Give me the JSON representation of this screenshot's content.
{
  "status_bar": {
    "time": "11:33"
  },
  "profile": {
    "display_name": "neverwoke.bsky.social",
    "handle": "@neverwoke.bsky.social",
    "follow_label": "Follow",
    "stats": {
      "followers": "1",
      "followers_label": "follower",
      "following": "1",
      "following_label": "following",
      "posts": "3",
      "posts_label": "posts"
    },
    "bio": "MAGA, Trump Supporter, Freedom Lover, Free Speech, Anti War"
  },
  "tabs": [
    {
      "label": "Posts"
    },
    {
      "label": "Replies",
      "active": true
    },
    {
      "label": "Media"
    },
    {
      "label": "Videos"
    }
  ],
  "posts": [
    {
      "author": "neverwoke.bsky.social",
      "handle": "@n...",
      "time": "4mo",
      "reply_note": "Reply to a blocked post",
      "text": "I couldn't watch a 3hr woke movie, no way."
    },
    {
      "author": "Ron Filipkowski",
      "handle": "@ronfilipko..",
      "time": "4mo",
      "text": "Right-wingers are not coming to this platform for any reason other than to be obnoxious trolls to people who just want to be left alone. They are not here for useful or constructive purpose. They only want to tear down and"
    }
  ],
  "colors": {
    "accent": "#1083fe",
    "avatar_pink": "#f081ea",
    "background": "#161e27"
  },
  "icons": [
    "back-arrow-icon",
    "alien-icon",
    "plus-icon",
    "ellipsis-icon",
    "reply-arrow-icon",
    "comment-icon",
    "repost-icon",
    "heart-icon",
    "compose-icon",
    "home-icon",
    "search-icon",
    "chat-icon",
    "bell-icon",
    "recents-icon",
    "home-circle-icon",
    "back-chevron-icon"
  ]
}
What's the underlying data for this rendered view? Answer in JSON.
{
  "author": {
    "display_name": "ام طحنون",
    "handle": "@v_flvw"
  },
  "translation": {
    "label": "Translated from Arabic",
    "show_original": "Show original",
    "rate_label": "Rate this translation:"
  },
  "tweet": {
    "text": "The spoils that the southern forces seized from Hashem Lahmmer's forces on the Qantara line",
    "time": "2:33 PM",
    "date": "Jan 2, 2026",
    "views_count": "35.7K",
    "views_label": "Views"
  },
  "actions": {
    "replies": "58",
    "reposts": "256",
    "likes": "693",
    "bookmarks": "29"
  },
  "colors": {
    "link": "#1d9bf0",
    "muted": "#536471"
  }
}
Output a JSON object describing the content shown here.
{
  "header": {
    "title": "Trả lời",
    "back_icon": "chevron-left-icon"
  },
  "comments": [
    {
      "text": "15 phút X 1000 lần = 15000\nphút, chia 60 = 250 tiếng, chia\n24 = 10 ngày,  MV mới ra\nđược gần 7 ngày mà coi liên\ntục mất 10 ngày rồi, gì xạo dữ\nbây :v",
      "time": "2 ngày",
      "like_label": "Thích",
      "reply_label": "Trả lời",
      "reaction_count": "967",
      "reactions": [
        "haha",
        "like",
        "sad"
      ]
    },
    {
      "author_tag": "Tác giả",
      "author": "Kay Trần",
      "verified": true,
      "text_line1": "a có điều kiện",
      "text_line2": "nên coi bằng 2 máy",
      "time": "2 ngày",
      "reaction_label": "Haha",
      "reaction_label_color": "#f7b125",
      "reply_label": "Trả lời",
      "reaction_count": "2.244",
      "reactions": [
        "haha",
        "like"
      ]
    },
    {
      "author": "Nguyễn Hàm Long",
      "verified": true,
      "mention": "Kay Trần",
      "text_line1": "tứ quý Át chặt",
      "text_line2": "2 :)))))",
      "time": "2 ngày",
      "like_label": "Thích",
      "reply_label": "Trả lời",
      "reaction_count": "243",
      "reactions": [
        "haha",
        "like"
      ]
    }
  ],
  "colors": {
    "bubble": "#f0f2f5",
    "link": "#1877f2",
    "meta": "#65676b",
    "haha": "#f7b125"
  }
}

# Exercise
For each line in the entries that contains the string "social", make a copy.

# Response area
    "display_name": "neverwoke.bsky.social",
    "handle": "@neverwoke.bsky.social",
      "author": "neverwoke.bsky.social",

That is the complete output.